Try it:
The records below need to be copied in full. Match them exactly.

Entries supplied:
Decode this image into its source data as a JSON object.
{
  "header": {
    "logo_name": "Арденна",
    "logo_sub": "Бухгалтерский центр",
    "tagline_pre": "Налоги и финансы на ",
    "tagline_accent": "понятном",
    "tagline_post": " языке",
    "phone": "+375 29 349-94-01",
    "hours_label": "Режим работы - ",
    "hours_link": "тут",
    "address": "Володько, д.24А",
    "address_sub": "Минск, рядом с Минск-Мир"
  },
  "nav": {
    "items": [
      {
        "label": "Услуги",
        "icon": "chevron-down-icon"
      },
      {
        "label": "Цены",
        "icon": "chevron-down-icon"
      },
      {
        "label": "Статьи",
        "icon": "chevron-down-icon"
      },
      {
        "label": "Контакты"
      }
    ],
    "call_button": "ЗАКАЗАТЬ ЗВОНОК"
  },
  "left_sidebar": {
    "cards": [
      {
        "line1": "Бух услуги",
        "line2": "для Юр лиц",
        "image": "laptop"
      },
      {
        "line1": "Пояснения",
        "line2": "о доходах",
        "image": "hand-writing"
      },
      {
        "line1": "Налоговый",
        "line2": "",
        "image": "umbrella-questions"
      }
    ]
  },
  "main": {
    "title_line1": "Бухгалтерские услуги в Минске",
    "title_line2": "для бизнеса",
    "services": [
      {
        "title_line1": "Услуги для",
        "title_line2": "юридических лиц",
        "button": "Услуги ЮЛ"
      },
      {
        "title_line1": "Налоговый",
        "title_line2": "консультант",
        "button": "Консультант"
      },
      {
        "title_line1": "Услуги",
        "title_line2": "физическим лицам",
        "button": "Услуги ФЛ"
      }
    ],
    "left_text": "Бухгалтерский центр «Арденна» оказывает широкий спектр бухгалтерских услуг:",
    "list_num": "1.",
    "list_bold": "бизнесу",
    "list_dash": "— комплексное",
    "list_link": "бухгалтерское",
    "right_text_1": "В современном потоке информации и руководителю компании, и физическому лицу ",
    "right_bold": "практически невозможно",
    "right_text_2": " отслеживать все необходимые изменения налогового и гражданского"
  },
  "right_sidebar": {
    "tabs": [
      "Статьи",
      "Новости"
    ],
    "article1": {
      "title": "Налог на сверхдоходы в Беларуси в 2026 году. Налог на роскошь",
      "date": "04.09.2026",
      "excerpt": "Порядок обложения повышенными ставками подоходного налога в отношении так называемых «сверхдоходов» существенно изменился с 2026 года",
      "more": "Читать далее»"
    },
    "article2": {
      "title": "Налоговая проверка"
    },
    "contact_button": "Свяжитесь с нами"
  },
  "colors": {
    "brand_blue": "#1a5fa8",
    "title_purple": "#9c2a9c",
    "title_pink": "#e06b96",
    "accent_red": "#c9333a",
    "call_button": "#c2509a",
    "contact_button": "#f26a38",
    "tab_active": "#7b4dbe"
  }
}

Your solution:
Decode this image into its source data as a JSON object.
{
  "header": {
    "logo_name": "Арденна",
    "logo_sub": "Бухгалтерский центр",
    "tagline_pre": "Налоги и финансы на ",
    "tagline_accent": "понятном",
    "tagline_post": " языке",
    "phone": "+375 29 349-94-01",
    "hours_label": "Режим работы - ",
    "hours_link": "тут",
    "address": "Володько, д.24А",
    "address_sub": "Минск, рядом с Минск-Мир"
  },
  "nav": {
    "items": [
      {
        "label": "Услуги",
        "icon": "chevron-down-icon"
      },
      {
        "label": "Цены",
        "icon": "chevron-down-icon"
      },
      {
        "label": "Статьи",
        "icon": "chevron-down-icon"
      },
      {
        "label": "Контакты"
      }
    ],
    "call_button": "ЗАКАЗАТЬ ЗВОНОК"
  },
  "left_sidebar": {
    "cards": [
      {
        "line1": "Бух услуги",
        "line2": "для Юр лиц",
        "image": "laptop"
      },
      {
        "line1": "Пояснения",
        "line2": "о доходах",
        "image": "hand-writing"
      },
      {
        "line1": "Налоговый",
        "line2": "",
        "image": "umbrella-questions"
      }
    ]
  },
  "main": {
    "title_line1": "Бухгалтерские услуги в Минске",
    "title_line2": "для бизнеса",
    "services": [
      {
        "title_line1": "Услуги для",
        "title_line2": "юридических лиц",
        "button": "Услуги ЮЛ"
      },
      {
        "title_line1": "Налоговый",
        "title_line2": "консультант",
        "button": "Консультант"
      },
      {
        "title_line1": "Услуги",
        "title_line2": "физическим лицам",
        "button": "Услуги ФЛ"
      }
    ],
    "left_text": "Бухгалтерский центр «Арденна» оказывает широкий спектр бухгалтерских услуг:",
    "list_num": "1.",
    "list_bold": "бизнесу",
    "list_dash": "— комплексное",
    "list_link": "бухгалтерское",
    "right_text_1": "В современном потоке информации и руководителю компании, и физическому лицу ",
    "right_bold": "практически невозможно",
    "right_text_2": " отслеживать все необходимые изменения налогового и гражданского"
  },
  "right_sidebar": {
    "tabs": [
      "Статьи",
      "Новости"
    ],
    "article1": {
      "title": "Налог на сверхдоходы в Беларуси в 2026 году. Налог на роскошь",
      "date": "04.09.2026",
      "excerpt": "Порядок обложения повышенными ставками подоходного налога в отношении так называемых «сверхдоходов» существенно изменился с 2026 года",
      "more": "Читать далее»"
    },
    "article2": {
      "title": "Налоговая проверка"
    },
    "contact_button": "Свяжитесь с нами"
  },
  "colors": {
    "brand_blue": "#1a5fa8",
    "title_purple": "#9c2a9c",
    "title_pink": "#e06b96",
    "accent_red": "#c9333a",
    "call_button": "#c2509a",
    "contact_button": "#f26a38",
    "tab_active": "#7b4dbe"
  }
}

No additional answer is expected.